Stores in Scotland have reintroduced tighter social distancing measures, despite a recognition from the government it will lead to the return of queues outside stores.
All stores north of the border were ordered to reintroduce two-metre rule restrictions from Saturday morning, including queueing signage, one-way systems and marshals in store to keep distancing at the checkouts.
Measures that had been paused during the summer were brought back into action, despite fears that large queues could again become commonplace outside stores.
Scotland’s national clinical director Jason Leitch told the BBC it was vital retailers played their part in trying to stem the increase in cases.
“Retail did a very good job at the end of March,” he said. “The mitigations were really good, like plastic sheets and two-metre distancing.
“That is why we are asking them to go back to two-metre physical distancing and one-way systems.
“It will mean a bit of queuing outside again, maybe the Covid officers helping with some of that. We need people to realise the virus is the same and it is not going away.”
The moves north of the border come with prime minister Boris Johnson due to announce a wave of new lockdown measures today. Pressure is growing on retailers to reintroduce measures first brought in during the first lockdown in March.
Supermarket sources told The Grocer they were monitoring the situation with lockdown measures to see if further measures would follow south of the border.
Last week, Tesco announced it was rolling out a traffic light system at store entrances to help maintain distancing.
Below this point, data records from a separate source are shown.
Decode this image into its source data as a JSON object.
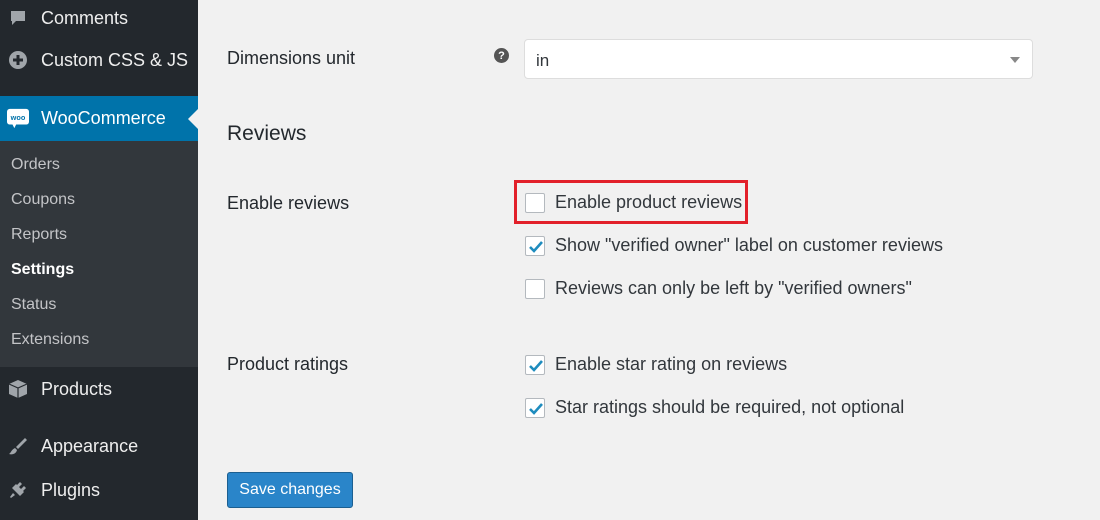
{
  "sidebar": {
    "top_items": [
      {
        "label": "Comments",
        "icon": "comment-bubble-icon"
      },
      {
        "label": "Custom CSS & JS",
        "icon": "plus-circle-icon"
      },
      {
        "label": "WooCommerce",
        "icon": "woo-logo-icon",
        "active": true
      }
    ],
    "woo_logo_text": "woo",
    "submenu": [
      {
        "label": "Orders"
      },
      {
        "label": "Coupons"
      },
      {
        "label": "Reports"
      },
      {
        "label": "Settings",
        "current": true
      },
      {
        "label": "Status"
      },
      {
        "label": "Extensions"
      }
    ],
    "bottom_items": [
      {
        "label": "Products",
        "icon": "box-icon"
      },
      {
        "label": "Appearance",
        "icon": "paintbrush-icon"
      },
      {
        "label": "Plugins",
        "icon": "plug-icon"
      }
    ]
  },
  "main": {
    "dimensions_unit": {
      "label": "Dimensions unit",
      "help": "?",
      "value": "in"
    },
    "reviews_section_title": "Reviews",
    "enable_reviews": {
      "label": "Enable reviews",
      "options": [
        {
          "text": "Enable product reviews",
          "checked": false
        },
        {
          "text": "Show \"verified owner\" label on customer reviews",
          "checked": true
        },
        {
          "text": "Reviews can only be left by \"verified owners\"",
          "checked": false
        }
      ]
    },
    "product_ratings": {
      "label": "Product ratings",
      "options": [
        {
          "text": "Enable star rating on reviews",
          "checked": true
        },
        {
          "text": "Star ratings should be required, not optional",
          "checked": true
        }
      ]
    },
    "save_label": "Save changes"
  },
  "colors": {
    "sidebar_bg": "#23282d",
    "active_menu": "#0073aa",
    "highlight_border": "#e2202a",
    "button_bg": "#2a85c9",
    "check_mark": "#1e8cbe"
  }
}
The lights control the number of shoppers inside based on the store’s capacity and two-metre social distancing guidelines.
Aldi became the first retailer to begin putting traffic lights at its store entrances in May, as a way of limiting shopper numbers.
Last month Asda announced it was tightening its Covid-19 safety measures, including employing 1,000 new safety marshals and making it compulsory for store staff to wear masks.
Morrisons also reintroduced door marshals, first used when the pandemic hit in March, to limit shopper numbers in stores.